Task description: Give the records below again in full, exactly as written, but without any images.

Provided entries:
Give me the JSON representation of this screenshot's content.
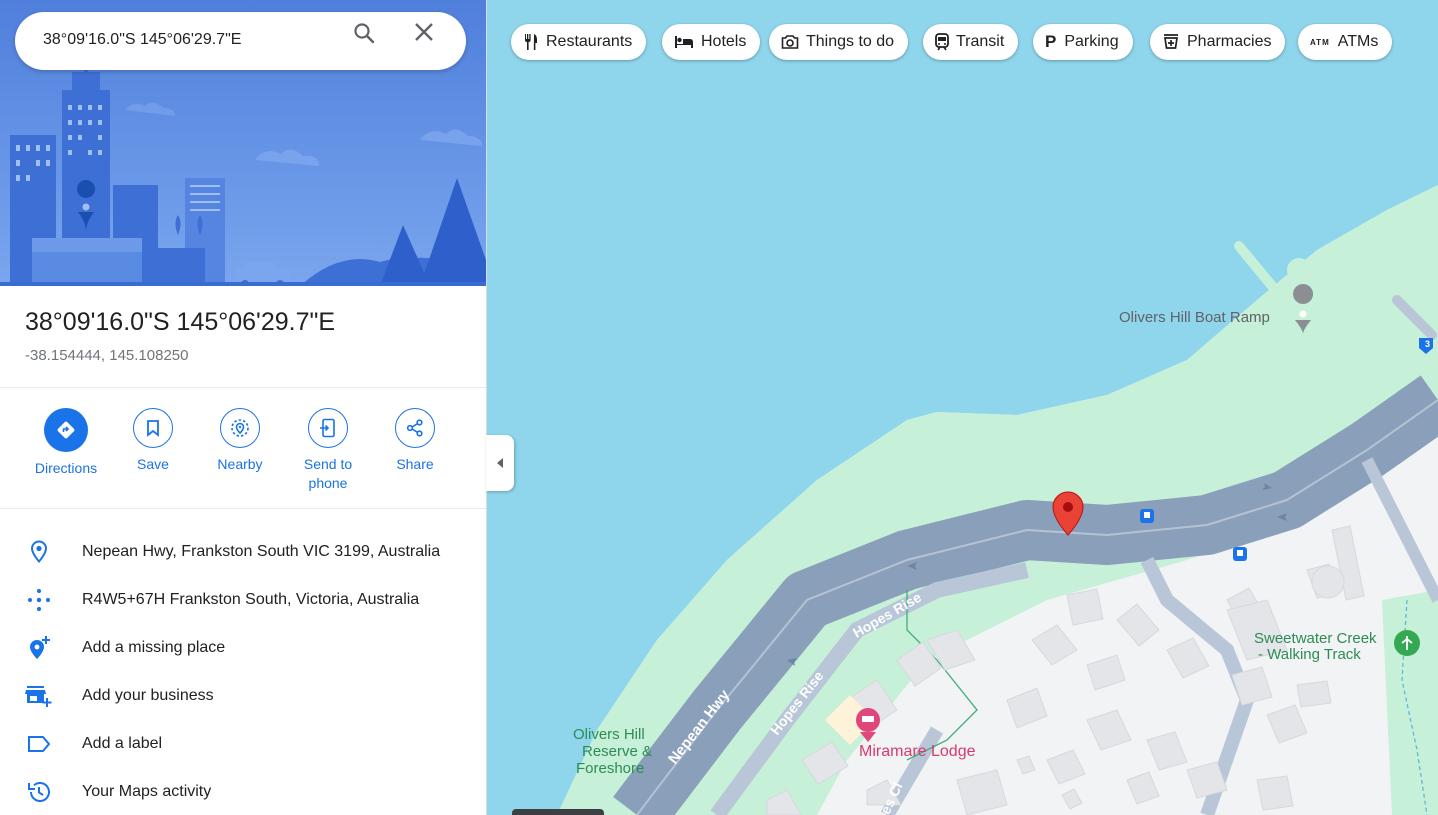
{
  "search": {
    "value": "38°09'16.0\"S 145°06'29.7\"E"
  },
  "place": {
    "title": "38°09'16.0\"S 145°06'29.7\"E",
    "decimal": "-38.154444, 145.108250"
  },
  "actions": [
    {
      "label": "Directions",
      "icon": "directions-icon"
    },
    {
      "label": "Save",
      "icon": "bookmark-icon"
    },
    {
      "label": "Nearby",
      "icon": "nearby-icon"
    },
    {
      "label": "Send to phone",
      "icon": "send-to-phone-icon"
    },
    {
      "label": "Share",
      "icon": "share-icon"
    }
  ],
  "info_rows": [
    {
      "text": "Nepean Hwy, Frankston South VIC 3199, Australia",
      "icon": "location-pin-icon"
    },
    {
      "text": "R4W5+67H Frankston South, Victoria, Australia",
      "icon": "plus-code-icon"
    },
    {
      "text": "Add a missing place",
      "icon": "add-place-icon"
    },
    {
      "text": "Add your business",
      "icon": "add-business-icon"
    },
    {
      "text": "Add a label",
      "icon": "label-icon"
    },
    {
      "text": "Your Maps activity",
      "icon": "history-icon"
    }
  ],
  "chips": [
    {
      "label": "Restaurants",
      "icon": "restaurant-icon"
    },
    {
      "label": "Hotels",
      "icon": "hotel-icon"
    },
    {
      "label": "Things to do",
      "icon": "camera-icon"
    },
    {
      "label": "Transit",
      "icon": "transit-icon"
    },
    {
      "label": "Parking",
      "icon": "parking-icon"
    },
    {
      "label": "Pharmacies",
      "icon": "pharmacy-icon"
    },
    {
      "label": "ATMs",
      "icon": "atm-icon"
    }
  ],
  "map": {
    "labels": {
      "boat_ramp": "Olivers Hill Boat Ramp",
      "walking_track_1": "Sweetwater Creek",
      "walking_track_2": "- Walking Track",
      "reserve_1": "Olivers Hill",
      "reserve_2": "Reserve &",
      "reserve_3": "Foreshore",
      "lodge": "Miramare Lodge",
      "road_nepean": "Nepean Hwy",
      "road_hopes_1": "Hopes Rise",
      "road_hopes_2": "Hopes Rise",
      "road_cl": "es Cl",
      "route_shield": "3"
    },
    "colors": {
      "water": "#8fd6ec",
      "park": "#c6f0d7",
      "highway": "#8a9fb9",
      "marker": "#ea4335",
      "accent": "#1a73e8"
    }
  }
}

Result of this exercise:
Give me the JSON representation of this screenshot's content.
{
  "search": {
    "value": "38°09'16.0\"S 145°06'29.7\"E"
  },
  "place": {
    "title": "38°09'16.0\"S 145°06'29.7\"E",
    "decimal": "-38.154444, 145.108250"
  },
  "actions": [
    {
      "label": "Directions",
      "icon": "directions-icon"
    },
    {
      "label": "Save",
      "icon": "bookmark-icon"
    },
    {
      "label": "Nearby",
      "icon": "nearby-icon"
    },
    {
      "label": "Send to phone",
      "icon": "send-to-phone-icon"
    },
    {
      "label": "Share",
      "icon": "share-icon"
    }
  ],
  "info_rows": [
    {
      "text": "Nepean Hwy, Frankston South VIC 3199, Australia",
      "icon": "location-pin-icon"
    },
    {
      "text": "R4W5+67H Frankston South, Victoria, Australia",
      "icon": "plus-code-icon"
    },
    {
      "text": "Add a missing place",
      "icon": "add-place-icon"
    },
    {
      "text": "Add your business",
      "icon": "add-business-icon"
    },
    {
      "text": "Add a label",
      "icon": "label-icon"
    },
    {
      "text": "Your Maps activity",
      "icon": "history-icon"
    }
  ],
  "chips": [
    {
      "label": "Restaurants",
      "icon": "restaurant-icon"
    },
    {
      "label": "Hotels",
      "icon": "hotel-icon"
    },
    {
      "label": "Things to do",
      "icon": "camera-icon"
    },
    {
      "label": "Transit",
      "icon": "transit-icon"
    },
    {
      "label": "Parking",
      "icon": "parking-icon"
    },
    {
      "label": "Pharmacies",
      "icon": "pharmacy-icon"
    },
    {
      "label": "ATMs",
      "icon": "atm-icon"
    }
  ],
  "map": {
    "labels": {
      "boat_ramp": "Olivers Hill Boat Ramp",
      "walking_track_1": "Sweetwater Creek",
      "walking_track_2": "- Walking Track",
      "reserve_1": "Olivers Hill",
      "reserve_2": "Reserve &",
      "reserve_3": "Foreshore",
      "lodge": "Miramare Lodge",
      "road_nepean": "Nepean Hwy",
      "road_hopes_1": "Hopes Rise",
      "road_hopes_2": "Hopes Rise",
      "road_cl": "es Cl",
      "route_shield": "3"
    },
    "colors": {
      "water": "#8fd6ec",
      "park": "#c6f0d7",
      "highway": "#8a9fb9",
      "marker": "#ea4335",
      "accent": "#1a73e8"
    }
  }
}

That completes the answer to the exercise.